A few years ago, in response to the usual diminished depiction of contemporary technology as simply “IT”, someone—I forget who—said something like “Is a 14 year-old girl updating her Facebook status from her mobile phone as she walks down the street ‘IT’?” Of course it is, but more importantly, it isn’t. It is more than that; contemporary technology is deeply cultural. We might argue that all technology always has been “deeply cultural”, from the Stone Age axe onwards, but given that symbolic consumption and production—one definition of culture—is now actively and deliberately embedded in objects we design and build, and that these objects are embedded in the patterns, habits and rituals of everyday life—another definition of culture—we must now see technology for what it is.
So with Domus, Joseph Grima and I saw an opportunity to write in a different way about everyday technology. Domus has a long tradition of writing about such things, driven by the strong Italian heritage of post-war industrial design, covering Brionvega radios, Elica hoods, Vespa scooters, or Olivetti typewriters, for instance.
But as I suggest in my series opener (below), perhaps a culturally powerful contemporary equivalent of these things now exists in the form of social media, mobile phones, web services, information graphics, smart cards, personal informatics, robots, and so on.
It might be a stretch to suggest that these things are the equivalent of an Olivetti Valentine in a number of ways, but not in terms of the way such things now shape our lives.
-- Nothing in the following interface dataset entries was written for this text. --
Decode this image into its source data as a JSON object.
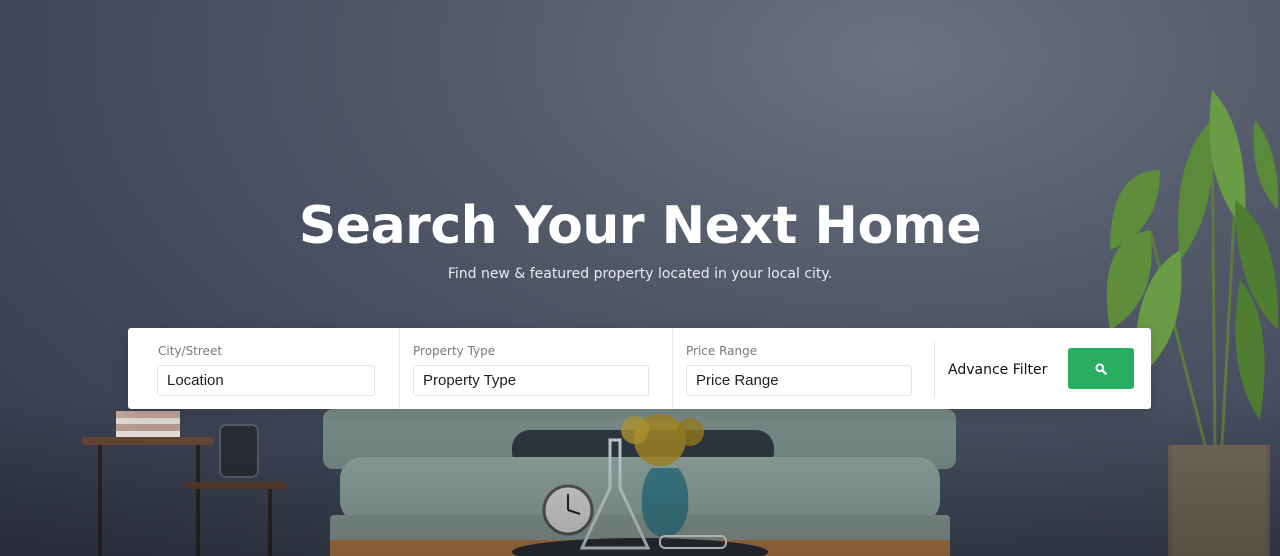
{
  "hero": {
    "title": "Search Your Next Home",
    "subtitle": "Find new & featured property located in your local city."
  },
  "search": {
    "city": {
      "label": "City/Street",
      "value": "Location"
    },
    "property_type": {
      "label": "Property Type",
      "value": "Property Type"
    },
    "price_range": {
      "label": "Price Range",
      "value": "Price Range"
    },
    "advance_filter_label": "Advance Filter",
    "search_button_icon": "search-icon"
  },
  "colors": {
    "accent": "#27ae60",
    "background": "#4a5162",
    "text_light": "#ffffff"
  }
}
Yet the vast bulk of journalism concerning this everyday technology is dominated by the technology press, which is rarely critical in the sense that Domus is, rarely covers design aspects with any depth, and rarely attempts to place developments in a wider cultural context. While I have no problem with the likes of Engadget, Techcrunch, Wired and the rest—not that they’d notice either way if I did!—there did seem a gap in the market here.
Conversely, this was also a way to introduce discussion of the recent design disciplines of interaction design, experience design, service design and information design, to this more established strata of design media. For what it’s worth, my motive for doing this—discussing the technology in terms of culture, and discussing its design in the context of other design practices—is in order to try to understand it better; which is in turn in order to design it better, to realise it better, to procure it better, and so on.
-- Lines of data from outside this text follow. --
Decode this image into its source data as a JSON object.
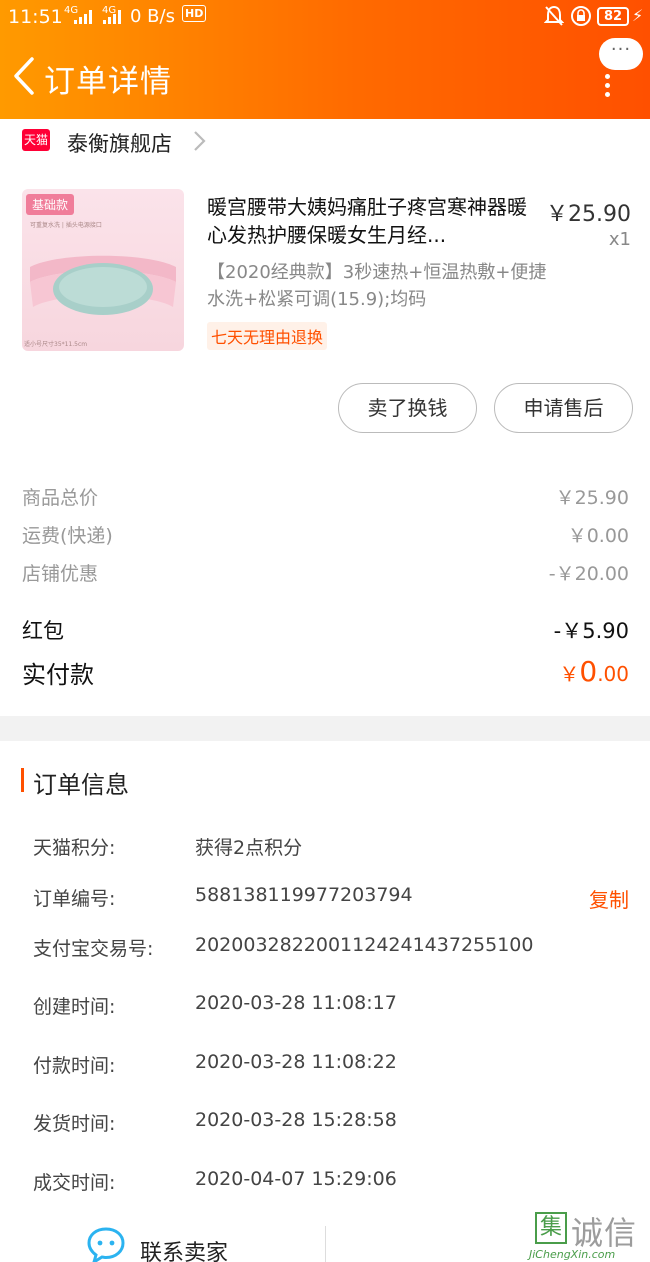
{
  "status_bar": {
    "time": "11:51",
    "network_1": "4G",
    "network_2": "4G",
    "speed": "0 B/s",
    "hd": "HD",
    "battery": "82"
  },
  "header": {
    "title": "订单详情",
    "more_bubble": "···"
  },
  "shop": {
    "logo_text": "天猫",
    "name": "泰衡旗舰店"
  },
  "product": {
    "thumb_tag": "基础款",
    "thumb_caption": "可重复水洗 | 插头电源接口",
    "thumb_size": "适小号尺寸35*11.5cm",
    "title": "暖宫腰带大姨妈痛肚子疼宫寒神器暖心发热护腰保暖女生月经...",
    "price": "￥25.90",
    "quantity": "x1",
    "sku": "【2020经典款】3秒速热+恒温热敷+便捷水洗+松紧可调(15.9);均码",
    "return_tag": "七天无理由退换"
  },
  "actions": {
    "sell_label": "卖了换钱",
    "aftersale_label": "申请售后"
  },
  "price_summary": {
    "items": [
      {
        "label": "商品总价",
        "value": "￥25.90"
      },
      {
        "label": "运费(快递)",
        "value": "￥0.00"
      },
      {
        "label": "店铺优惠",
        "value": "-￥20.00"
      }
    ],
    "red_packet_label": "红包",
    "red_packet_value": "-￥5.90",
    "paid_label": "实付款",
    "paid_currency": "￥",
    "paid_int": "0",
    "paid_dec": ".00"
  },
  "order_info": {
    "heading": "订单信息",
    "rows": [
      {
        "label": "天猫积分:",
        "value": "获得2点积分"
      },
      {
        "label": "订单编号:",
        "value": "588138119977203794"
      },
      {
        "label": "支付宝交易号:",
        "value": "2020032822001124241437255100"
      },
      {
        "label": "创建时间:",
        "value": "2020-03-28 11:08:17"
      },
      {
        "label": "付款时间:",
        "value": "2020-03-28 11:08:22"
      },
      {
        "label": "发货时间:",
        "value": "2020-03-28 15:28:58"
      },
      {
        "label": "成交时间:",
        "value": "2020-04-07 15:29:06"
      }
    ],
    "copy_label": "复制"
  },
  "footer": {
    "contact_label": "联系卖家"
  },
  "watermark": {
    "logo": "集",
    "text": "诚信",
    "url": "JiChengXin.com"
  },
  "colors": {
    "accent": "#ff5000",
    "header_start": "#ff9a00",
    "tmall_red": "#ff0036"
  }
}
(By the way, it’s a huge honour to work for Domus. There can have been few more influential titles in design history since its inception in 1928 and Joseph Grima, who I first worked with on Postopolis, has repositioned the magazine at the forefront of media once again, for me alongside Eye and Idea as the best design magazines out there. It’s also been a pleasure to work increasingly closely with the designers, Salottobuono, and particularly Marco Ferrari.)
The series will run in the magazine and online. We’re using the website to carry more in-depth versions of the print articles, and including video and other contextual information such as interviews where relevant.
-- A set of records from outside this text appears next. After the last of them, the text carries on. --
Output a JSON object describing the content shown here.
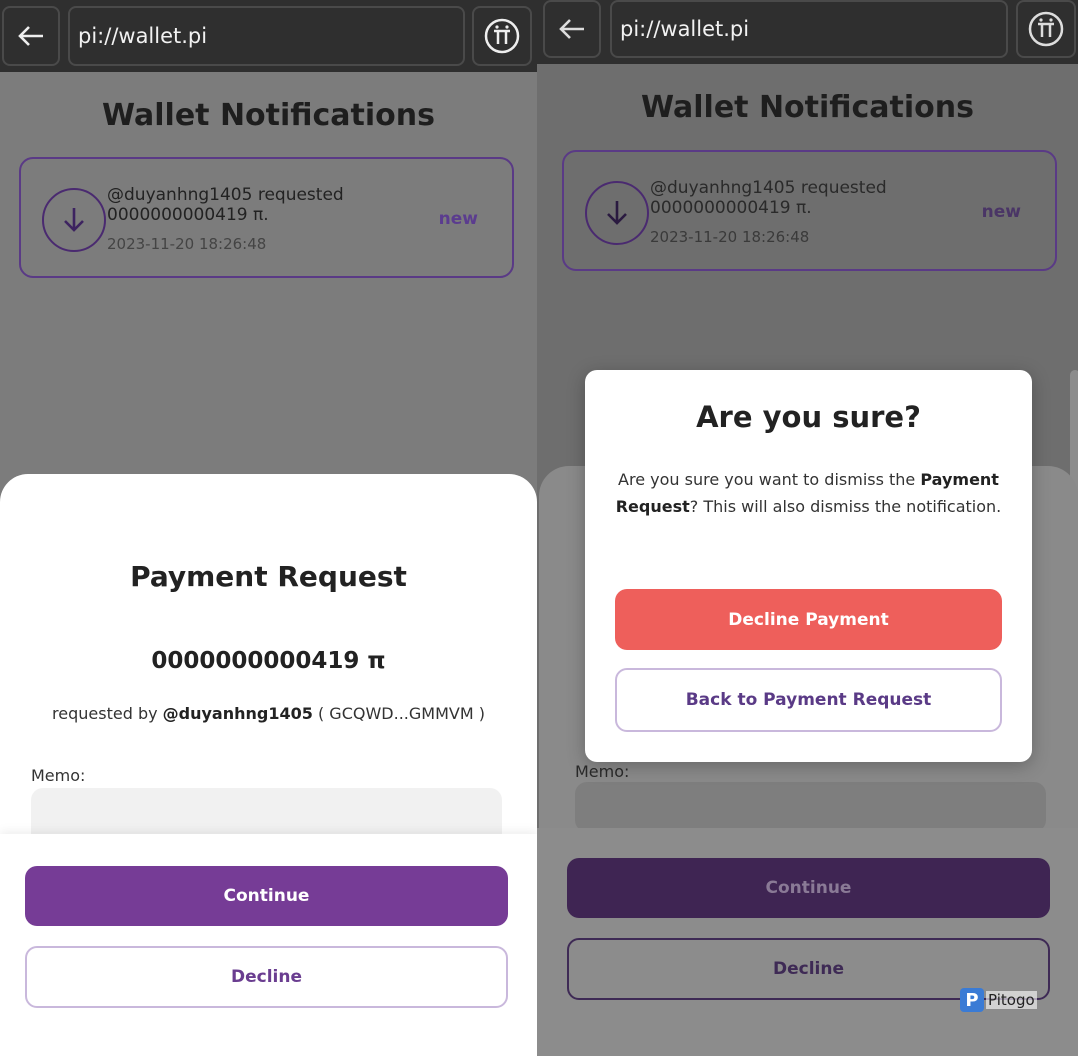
{
  "left": {
    "url": "pi://wallet.pi",
    "page_title": "Wallet Notifications",
    "notification": {
      "line1": "@duyanhng1405 requested",
      "line2": "0000000000419 π.",
      "date": "2023-11-20 18:26:48",
      "status": "new"
    },
    "sheet": {
      "title": "Payment Request",
      "amount": "0000000000419 π",
      "requested_prefix": "requested by ",
      "requested_user": "@duyanhng1405",
      "requested_address": " ( GCQWD...GMMVM )",
      "memo_label": "Memo:",
      "continue_label": "Continue",
      "decline_label": "Decline"
    }
  },
  "right": {
    "url": "pi://wallet.pi",
    "page_title": "Wallet Notifications",
    "notification": {
      "line1": "@duyanhng1405 requested",
      "line2": "0000000000419 π.",
      "date": "2023-11-20 18:26:48",
      "status": "new"
    },
    "memo_label": "Memo:",
    "continue_label": "Continue",
    "decline_label": "Decline",
    "modal": {
      "title": "Are you sure?",
      "body_pre": "Are you sure you want to dismiss the ",
      "body_bold": "Payment Request",
      "body_post": "? This will also dismiss the notification.",
      "confirm_label": "Decline Payment",
      "back_label": "Back to Payment Request"
    }
  },
  "watermark": {
    "text": "Pitogo",
    "logo_letter": "P"
  },
  "colors": {
    "accent_purple": "#763c96",
    "danger_red": "#ee5f5b",
    "topbar": "#2f2f2f"
  },
  "icons": [
    "back-arrow-icon",
    "pi-coin-icon",
    "download-arrow-icon"
  ]
}
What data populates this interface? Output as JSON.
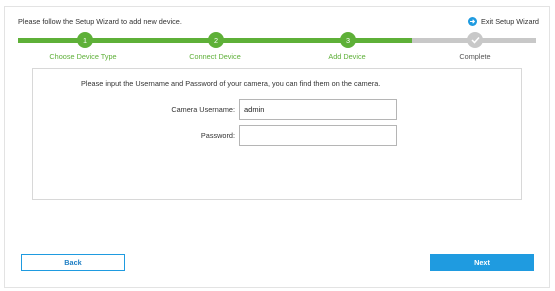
{
  "header": {
    "intro_text": "Please follow the Setup Wizard to add new device.",
    "exit_label": "Exit Setup Wizard"
  },
  "colors": {
    "done": "#5eb038",
    "pending": "#c8c8c8",
    "accent": "#1f9be0"
  },
  "steps": [
    {
      "number": "1",
      "label": "Choose Device Type",
      "status": "done"
    },
    {
      "number": "2",
      "label": "Connect Device",
      "status": "done"
    },
    {
      "number": "3",
      "label": "Add Device",
      "status": "current"
    },
    {
      "number": "",
      "label": "Complete",
      "status": "pending"
    }
  ],
  "form": {
    "instruction": "Please input the Username and Password of your camera, you can find them on the camera.",
    "username_label": "Camera Username:",
    "username_value": "admin",
    "password_label": "Password:",
    "password_value": ""
  },
  "footer": {
    "back_label": "Back",
    "next_label": "Next"
  }
}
I’ve written the first two articles to frame the series.
The first covered the Nokia N9 (and to some extent its successor, the Lumia running Windows Phone) but pitches that in the context of the wider skirmishes in the mobile phone market, tactility, sounds and ocularcentrism in cellphone design, the hegemonic power of Apple, the importance of materials and the “dark matter” of licensing and logistics, European design history and entrepreneurship, via Roland Barthes and the Citröen DS19.
The second piece concerns Facebook Timeline, and so timelines, information design, social graphs, identity and representation, and so on —but also the broader context of a shared social memory, and how that might affect the way we forget and function. (Additionally, Facebook were good enough to get us an interview with Timeline’s lead designer, Nicholas Felton—he of Feltron Annual Reports fame)—and his early mockups of Timeline, to accompany this article. Thanks to both Nicholas and Meredith Chin for that.)
These initial articles are markers, sketching out the trajectory and territory of the series to some extent. But as the series opener suggests below, the terrain should get increasingly rich, diverse and fertile and I’m lining up a set of great writers ready to explore it and map it. More on that to follow. I’ll pitch in from time to time too.
And here, below, is the original text for the series—which I’ve dubbed SuperNormal, in respectful homage to Jasper Morrison and Naoto Fukasawa’s great book and exhibition, noting its title Super Normal: Sensations of the Ordinary. This text introduces and frames the venture, and is a slightly different version to that which appears on the Domus website and in the magazine.